He described how it happened in an interview with the Wall Street Journal, “I took a sublet in the East Village and went out to jazz and Latin clubs. One of the first songs I wrote was Steppin’ Out. I was inspired by New York. I envisioned playing a diverse range of keyboards. I wanted them to conjure up the dazzle of neon lights and the feel of cabbing from club to club to take it all in. It would be a romantic ballad set to a disco beat. As soon as I finished the music, I wrote the words. I thought of a couple who had just fought and were making up. They were telling each other, “Let’s forget it and take advantage of the city. Let’s just throw ourselves into the night.”
Joe is very meticulous about his song writing as he explained in that same interview to Marc Myers, “For me, lyrics have always been the hardest part of writing a song. I sweat over words. I don’t want them to sound dumb and clumsy and meaningless. So I did a lot of editing. Except for the first verse, I started each with a different pronoun—me, we, you. I used them as cues for the narratives that followed. The lyrics were intuitive and had nothing to do with my personal life. They just felt right.
The first verse set the scene, ‘Now, the mist across the window hides the lines, But nothing hides the colour of the lights that shine, Electricity so fine, Look and dry your eyes.’ The next verse urged the other person to forget the argument, ‘We, so tired of all the darkness in our lives, with no more angry words to say can come alive, get into a car and drive, to the other side.’
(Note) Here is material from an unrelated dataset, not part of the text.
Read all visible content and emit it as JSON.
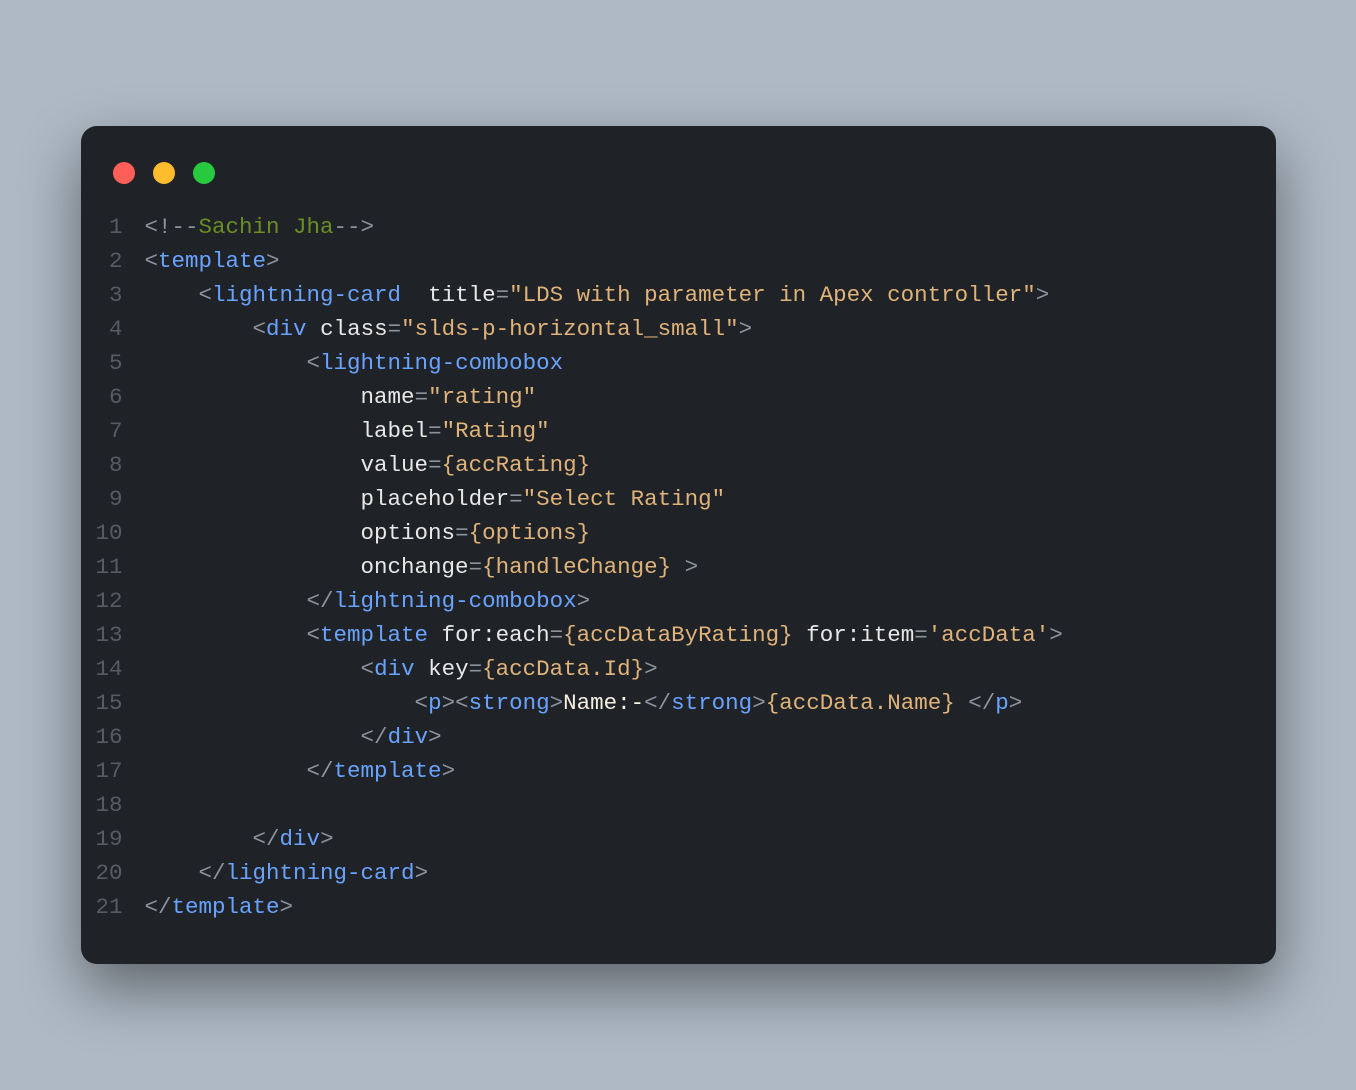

The rest is about heading out and the anticipation of arriving at a club, ‘And in a yellow taxi you turn to me and smile, we’ll be there in just a while, If you follow me.’ Even though the song is set in late ’81, I viewed it as a trip through New York of another era. I imagined the couple going to CBGB or the Village Gate but dressed up, as if in a movie set in 1940s New York.”
MTV was well underway and Joe was advised to make a video which he did but wasn’t happy with it. He said in an interview with Time Out, “Rock ‘n’ roll is degenerating into a big circus, and videos and MTV are very much part of that. People who are seriously interested in making music as an end in itself are going to have to split away and forge a different path.” The video showed a housekeeper dressed as Cinderella and was filmed at the St. Regis Hotel in New York City. It also received a Grammy nomination for Record of the Year in 1983 but lost out to Toto’s Rosanna.
After the hit, Joe returned to the UK, but realised he preferred New York so returned there for a while. In an interview in 2019 he said, “I don’t like New York much these days. It’s as if the city and I had a hot love affair and now we’re just friends, but we still have to see each other to remain friends. Today I live in Berlin. I often rework my original arrangement of Steppin’ Out before we go on tour. I’m currently performing the slow version that works really well in concert. I may try a Latin version next.